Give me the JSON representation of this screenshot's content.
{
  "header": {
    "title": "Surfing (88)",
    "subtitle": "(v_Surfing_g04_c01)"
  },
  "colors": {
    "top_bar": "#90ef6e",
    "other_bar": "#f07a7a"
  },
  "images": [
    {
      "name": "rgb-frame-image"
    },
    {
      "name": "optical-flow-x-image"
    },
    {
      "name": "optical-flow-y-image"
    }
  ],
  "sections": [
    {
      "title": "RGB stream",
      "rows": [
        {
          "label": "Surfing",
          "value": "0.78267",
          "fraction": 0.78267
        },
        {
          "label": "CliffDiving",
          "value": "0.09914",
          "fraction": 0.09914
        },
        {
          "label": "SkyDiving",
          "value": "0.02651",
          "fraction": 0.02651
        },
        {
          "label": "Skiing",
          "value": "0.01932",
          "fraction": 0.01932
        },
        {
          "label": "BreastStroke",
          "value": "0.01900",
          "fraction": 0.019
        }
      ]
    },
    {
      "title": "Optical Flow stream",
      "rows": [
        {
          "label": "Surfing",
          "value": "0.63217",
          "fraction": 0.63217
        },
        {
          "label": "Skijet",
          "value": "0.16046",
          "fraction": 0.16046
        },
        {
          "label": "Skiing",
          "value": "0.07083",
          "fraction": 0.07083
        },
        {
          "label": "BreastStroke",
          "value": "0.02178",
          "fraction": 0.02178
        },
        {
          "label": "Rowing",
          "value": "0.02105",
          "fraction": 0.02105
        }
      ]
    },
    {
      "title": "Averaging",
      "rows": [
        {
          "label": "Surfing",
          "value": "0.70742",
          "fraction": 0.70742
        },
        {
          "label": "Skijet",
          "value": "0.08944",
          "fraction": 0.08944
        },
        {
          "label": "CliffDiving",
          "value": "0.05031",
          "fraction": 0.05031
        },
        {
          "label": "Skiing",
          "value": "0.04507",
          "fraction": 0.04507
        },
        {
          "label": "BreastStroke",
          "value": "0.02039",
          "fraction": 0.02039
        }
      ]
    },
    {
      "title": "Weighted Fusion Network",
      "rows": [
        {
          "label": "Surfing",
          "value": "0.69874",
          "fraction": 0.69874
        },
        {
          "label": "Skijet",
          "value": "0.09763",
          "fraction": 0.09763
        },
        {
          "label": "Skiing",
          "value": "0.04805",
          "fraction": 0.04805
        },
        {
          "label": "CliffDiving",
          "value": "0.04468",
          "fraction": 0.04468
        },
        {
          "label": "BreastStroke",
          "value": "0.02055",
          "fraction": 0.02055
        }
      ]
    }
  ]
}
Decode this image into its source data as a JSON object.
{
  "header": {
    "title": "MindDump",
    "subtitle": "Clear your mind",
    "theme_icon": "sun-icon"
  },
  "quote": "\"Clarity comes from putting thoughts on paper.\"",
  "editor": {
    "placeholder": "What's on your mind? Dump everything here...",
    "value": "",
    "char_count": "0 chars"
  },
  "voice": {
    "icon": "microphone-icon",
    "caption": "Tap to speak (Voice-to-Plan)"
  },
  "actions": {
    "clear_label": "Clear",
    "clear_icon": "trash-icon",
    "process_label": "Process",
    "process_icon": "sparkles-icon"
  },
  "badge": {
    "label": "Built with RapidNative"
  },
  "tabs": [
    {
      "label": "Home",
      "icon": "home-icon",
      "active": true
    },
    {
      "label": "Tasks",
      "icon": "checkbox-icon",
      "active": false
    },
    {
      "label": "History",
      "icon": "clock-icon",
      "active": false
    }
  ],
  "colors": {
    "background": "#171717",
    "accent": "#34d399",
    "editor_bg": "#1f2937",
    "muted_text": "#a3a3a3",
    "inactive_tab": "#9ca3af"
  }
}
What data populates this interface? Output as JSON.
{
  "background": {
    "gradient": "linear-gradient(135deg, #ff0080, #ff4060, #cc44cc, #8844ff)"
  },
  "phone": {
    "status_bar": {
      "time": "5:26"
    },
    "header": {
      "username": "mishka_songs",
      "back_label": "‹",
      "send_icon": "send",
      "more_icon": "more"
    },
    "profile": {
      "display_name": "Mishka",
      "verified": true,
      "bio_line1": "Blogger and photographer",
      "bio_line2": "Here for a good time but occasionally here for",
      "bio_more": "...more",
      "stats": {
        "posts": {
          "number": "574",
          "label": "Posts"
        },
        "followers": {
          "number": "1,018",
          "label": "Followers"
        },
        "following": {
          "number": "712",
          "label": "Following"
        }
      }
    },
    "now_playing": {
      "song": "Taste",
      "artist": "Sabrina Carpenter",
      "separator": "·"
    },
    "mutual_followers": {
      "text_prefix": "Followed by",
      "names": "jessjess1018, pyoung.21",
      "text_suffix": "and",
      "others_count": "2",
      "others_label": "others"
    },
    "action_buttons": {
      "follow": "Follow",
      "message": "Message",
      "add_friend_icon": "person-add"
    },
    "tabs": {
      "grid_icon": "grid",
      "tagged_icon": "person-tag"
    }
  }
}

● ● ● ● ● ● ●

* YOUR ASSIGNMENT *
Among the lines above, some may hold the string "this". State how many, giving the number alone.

* ANSWER FOR THE TASK *
3